Local support and donations made this installation possible. America Samoa Community College’s horticulturist provided a variety of plants, and the Department of Agriculture donated taro. The Faga’alu Village mayor donated tools and equipment, and Samoa Maritime donated equipment and operator time, stone, and filter fabric.

Each participant was given an American Samoa-specific rain garden installation training guide, as well as copies of a general maintenance plan. The manual is a do-it-yourself guide that takes builders through the processes of locating, sizing, constructing, and planting a rain garden on their own properties. Electronic copies of all instructional materials and training slideshows were made available to Coral Reef Advisory Group for distribution and were translated into Samoan.

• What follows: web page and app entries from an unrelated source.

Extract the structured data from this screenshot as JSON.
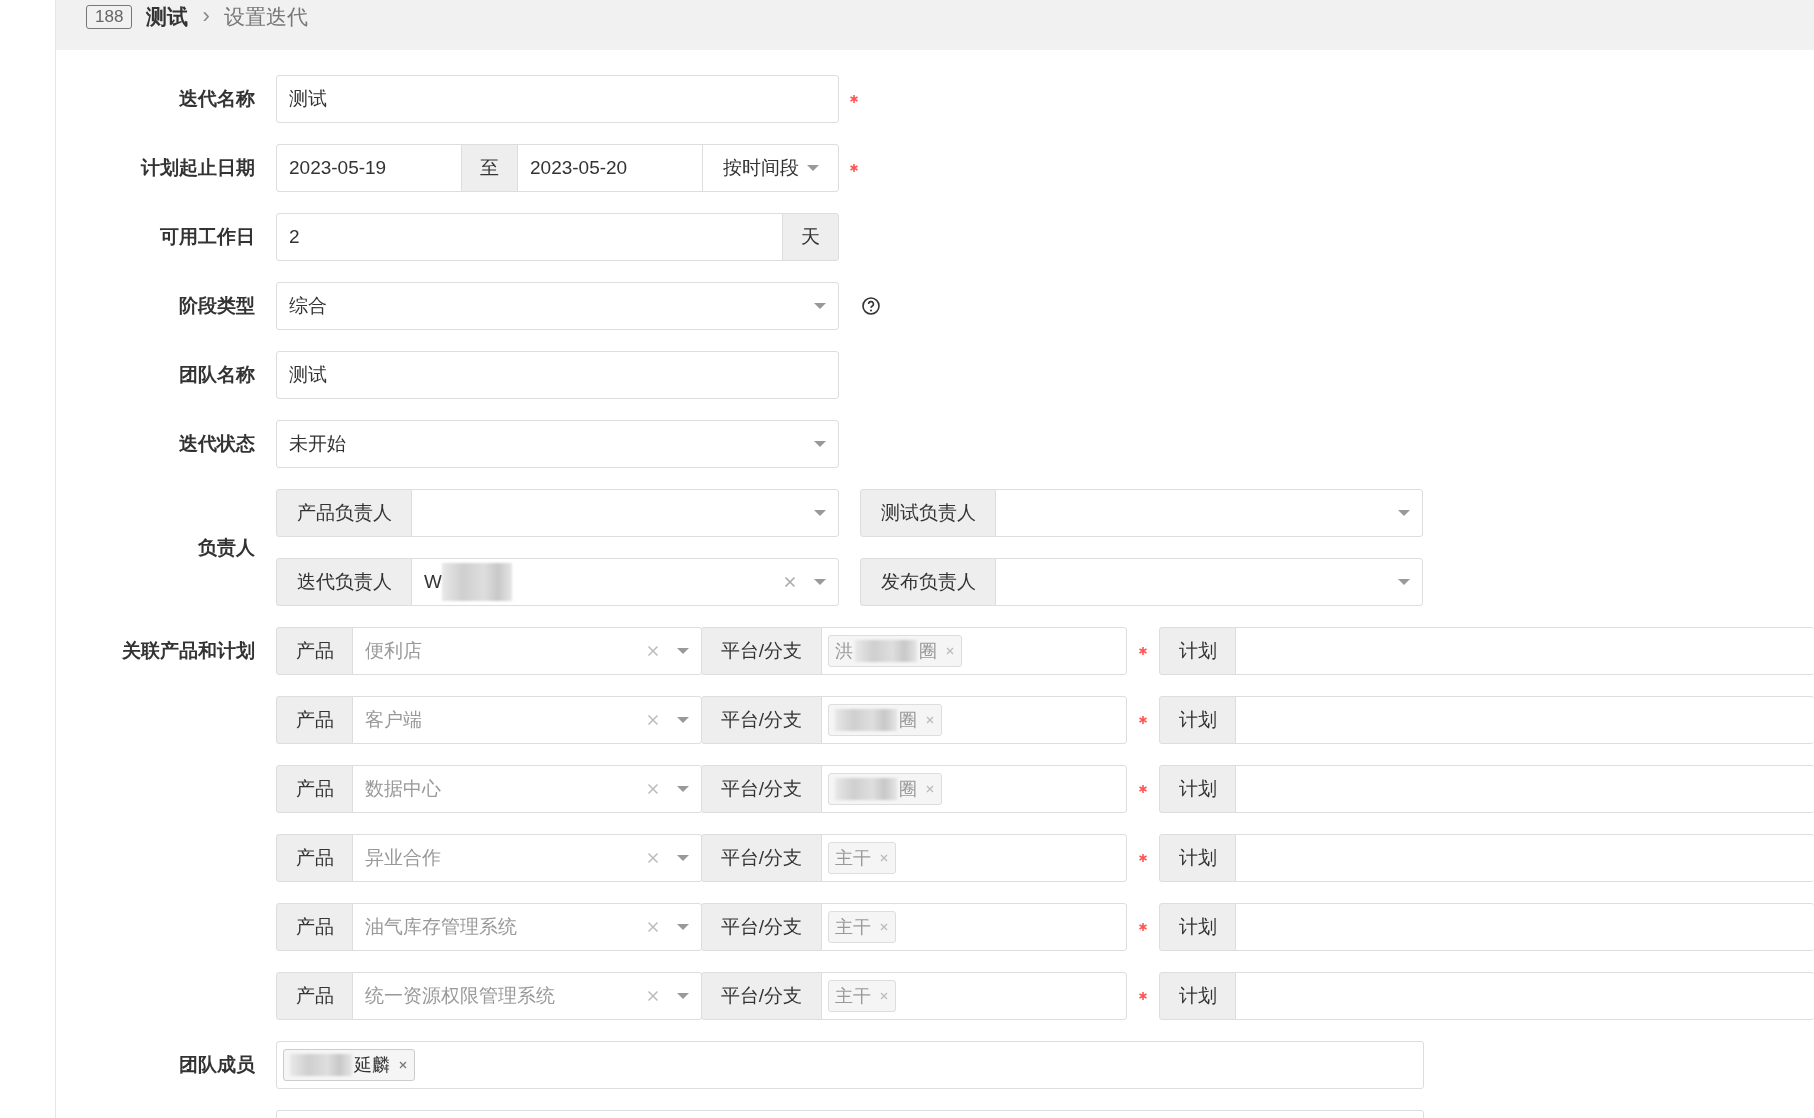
{
  "breadcrumb": {
    "badge": "188",
    "project": "测试",
    "separator": "›",
    "page": "设置迭代"
  },
  "form": {
    "name": {
      "label": "迭代名称",
      "value": "测试",
      "required": true
    },
    "dates": {
      "label": "计划起止日期",
      "start": "2023-05-19",
      "joiner": "至",
      "end": "2023-05-20",
      "mode": "按时间段",
      "required": true
    },
    "workdays": {
      "label": "可用工作日",
      "value": "2",
      "unit": "天"
    },
    "stage_type": {
      "label": "阶段类型",
      "value": "综合"
    },
    "team_name": {
      "label": "团队名称",
      "value": "测试"
    },
    "status": {
      "label": "迭代状态",
      "value": "未开始"
    },
    "owners": {
      "label": "负责人",
      "items": [
        {
          "label": "产品负责人",
          "clearable": false
        },
        {
          "label": "测试负责人",
          "clearable": false
        },
        {
          "label": "迭代负责人",
          "value": "W",
          "redacted": true,
          "clearable": true
        },
        {
          "label": "发布负责人",
          "clearable": false
        }
      ]
    },
    "products": {
      "label": "关联产品和计划",
      "rows": [
        {
          "product_label": "产品",
          "product": "便利店",
          "branch_label": "平台/分支",
          "branch": {
            "prefix": "洪",
            "suffix": "圈",
            "redacted": true
          },
          "plan_label": "计划",
          "required": true
        },
        {
          "product_label": "产品",
          "product": "客户端",
          "branch_label": "平台/分支",
          "branch": {
            "suffix": "圈",
            "redacted": true
          },
          "plan_label": "计划",
          "required": true
        },
        {
          "product_label": "产品",
          "product": "数据中心",
          "branch_label": "平台/分支",
          "branch": {
            "suffix": "圈",
            "redacted": true
          },
          "plan_label": "计划",
          "required": true
        },
        {
          "product_label": "产品",
          "product": "异业合作",
          "branch_label": "平台/分支",
          "branch": {
            "prefix": "主干",
            "redacted": false
          },
          "plan_label": "计划",
          "required": true
        },
        {
          "product_label": "产品",
          "product": "油气库存管理系统",
          "branch_label": "平台/分支",
          "branch": {
            "prefix": "主干",
            "redacted": false
          },
          "plan_label": "计划",
          "required": true
        },
        {
          "product_label": "产品",
          "product": "统一资源权限管理系统",
          "branch_label": "平台/分支",
          "branch": {
            "prefix": "主干",
            "redacted": false
          },
          "plan_label": "计划",
          "required": true
        }
      ]
    },
    "members": {
      "label": "团队成员",
      "tags": [
        {
          "text": "延麟",
          "redacted": true
        }
      ]
    }
  }
}
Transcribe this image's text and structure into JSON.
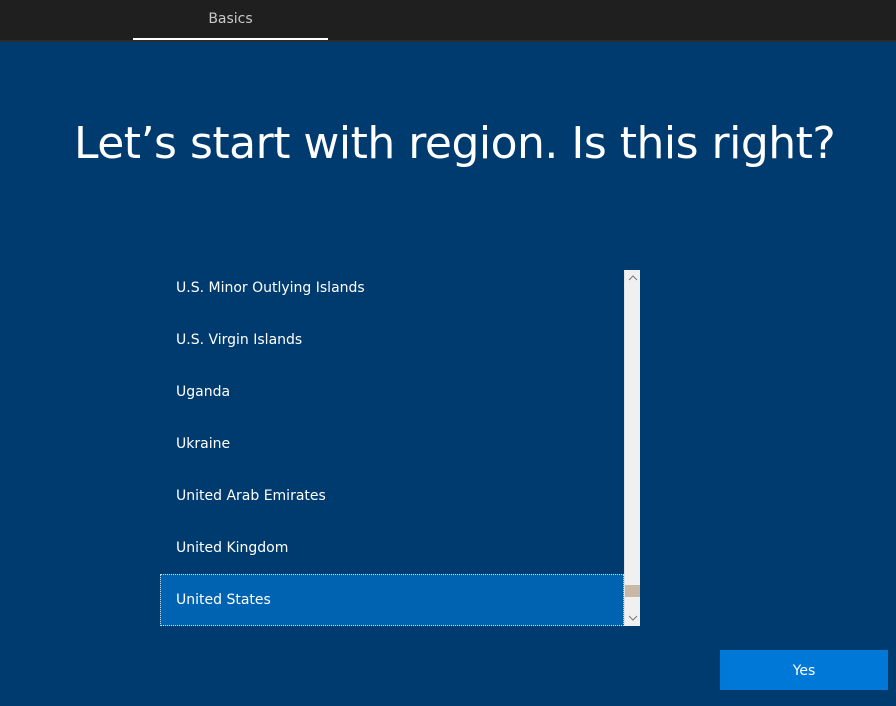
{
  "header": {
    "tab_label": "Basics"
  },
  "main": {
    "title": "Let’s start with region. Is this right?"
  },
  "region_list": {
    "items": [
      "U.S. Minor Outlying Islands",
      "U.S. Virgin Islands",
      "Uganda",
      "Ukraine",
      "United Arab Emirates",
      "United Kingdom",
      "United States"
    ],
    "selected": "United States",
    "scroll_up_icon": "chevron-up-icon",
    "scroll_down_icon": "chevron-down-icon"
  },
  "footer": {
    "yes_label": "Yes"
  },
  "colors": {
    "background": "#003b6f",
    "topbar": "#1f1f1f",
    "selected_item": "#0063b1",
    "accent_button": "#0078d7"
  }
}
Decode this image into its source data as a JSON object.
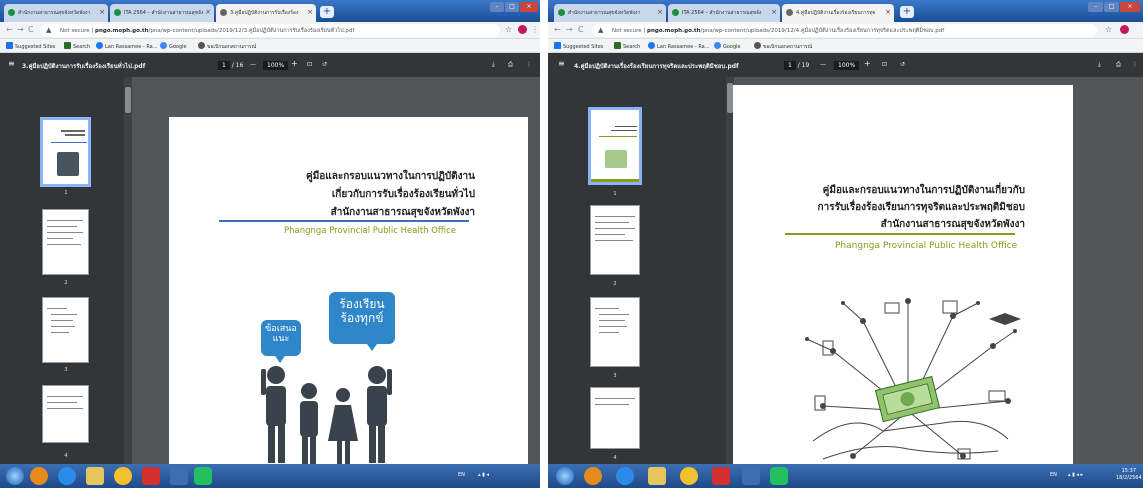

  • Several participants are identifying locations for additional rain gardens at the school.
  • The Department of Parks and Recreation is applying for a grant to implement green infrastructure, including rain gardens, at multiple park locations. Rain gardens in public parks will now be taken over by the department, funds will go toward additional schools, and the Coral Reef Advisory Group will assist Parks and Recreation when needed.
  • Coral Reef Advisory Group will be installing more rain gardens through National Fish and Wildlife Federation and Office of Insular Affairs funding. So far, 11 new sites have been permitted for rain gardens.
  • A Coral Reef Advisory Group coral reef fellow is dedicating a portion of her time to the planning and implementation of rain gardens at schools and other public spaces. She is also working on stormwater and green infrastructure educational materials and lessons.
  • Hui o Koʻolaupoko continues to do community outreach and projects to promote the use of rain gardens and other green infrastructure techniques to help manage stormwater.